I used to think OCD was washing your hands more than once. I used to think OCD was skipping over sidewalk lines, and double checking that your turned off the stove. I used to think it was switching the lights on and off until your anxiety disappeared. I used to think it was simple. Until I started experiencing OCD of my own. And this type of OCD was so much stronger than the urge to wash my hands.
When I got hit with OCD a few months ago, I had no idea what it was. I had no idea that these intrusive thoughts were a form of OCD. I had no idea that these thoughts of harm, were a mental illness. And that this was in fact, OCD.
My OCD is not wanting to be clean. It’s not mopping my apartment floors ever day. It’s not driving back home to make sure I didn’t light the place on fire. It’s not rearranging my desk a million times a day. It’s not rinsing and lathering and repeating.
My OCD is all in my head. It doesn’t showcase itself for the world to see. You can’t tell by looking at me that I’m any different. You can’t tell by looking at me that I have two mental illness — anxiety and OCD.
And you can’t tell that this type of OCD, is running around in my brain 24-7.
Have you ever had the fleeting thought of crashing your car into someone else’s on the highway? Have you ever had a millimeter second of a thought about actually jumping off the balcony you’re standing on? Have you ever had flickering moment where you are holding a knife and you think to yourself that you might harm yourself or somebody else?
For people with OCD these thoughts are not fleeting. These thoughts are not temporary. They spin around and around in our heads until we feel like we are losing my minds. When I had my first OCD episode, I was positive that something terrible was about to happen. I was positive that I would snap and that I would literally go insane.
But I didn’t. And I know I’m not insane or crazy or psychotic. It’s just the OCD that makes me think it.
You can be having the best day of your life when these thoughts will suddenly pop and hiss at you. I could be working or chatting with a friend when suddenly the thought will whisper at me until it yells and screams. And it never fails to make me scared. Scared for myself, because I can’t even trust my own brain.
So no, OCD is not just about cleanliness or control. It’s not just about needing to check and re-check that I turned the stove off. It’s not just making sure your shirts are aligned perfectly next to one another. It is so much more than that. It is so much more terrible than that.
OCD is haunting. It’s terrifying.
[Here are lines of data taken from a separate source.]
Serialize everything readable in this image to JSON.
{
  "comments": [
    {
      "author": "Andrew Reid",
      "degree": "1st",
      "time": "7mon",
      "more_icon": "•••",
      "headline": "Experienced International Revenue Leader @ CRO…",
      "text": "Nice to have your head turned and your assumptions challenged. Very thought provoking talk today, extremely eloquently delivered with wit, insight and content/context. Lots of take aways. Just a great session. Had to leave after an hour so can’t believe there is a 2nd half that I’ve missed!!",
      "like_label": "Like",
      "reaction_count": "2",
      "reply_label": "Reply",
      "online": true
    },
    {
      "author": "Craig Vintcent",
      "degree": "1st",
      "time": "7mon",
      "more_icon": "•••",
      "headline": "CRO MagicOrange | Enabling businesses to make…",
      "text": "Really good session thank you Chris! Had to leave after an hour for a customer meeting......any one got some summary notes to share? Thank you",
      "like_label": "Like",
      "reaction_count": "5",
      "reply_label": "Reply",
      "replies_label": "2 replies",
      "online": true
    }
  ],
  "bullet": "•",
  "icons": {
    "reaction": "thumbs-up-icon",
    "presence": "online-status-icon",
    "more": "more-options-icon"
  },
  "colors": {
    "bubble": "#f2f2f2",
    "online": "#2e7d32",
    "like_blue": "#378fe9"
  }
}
It’s mean and it’s dark and it’s not me. But sometimes it likes to try to be me. It likes to play tricks on me. And even when I know that it’s the intrusive thoughts and it’s the OCD and the anxiety, a tiny voice appears in my head sometimes and says ‘what if today is the day that you go crazy?’ ‘What if today is the day, you finally snap?’
It’s the ‘what if’ disease in my head. It’s sometimes all consuming. It’s terrifying. And yet, no one can even see it. No one can see what goes on inside my head.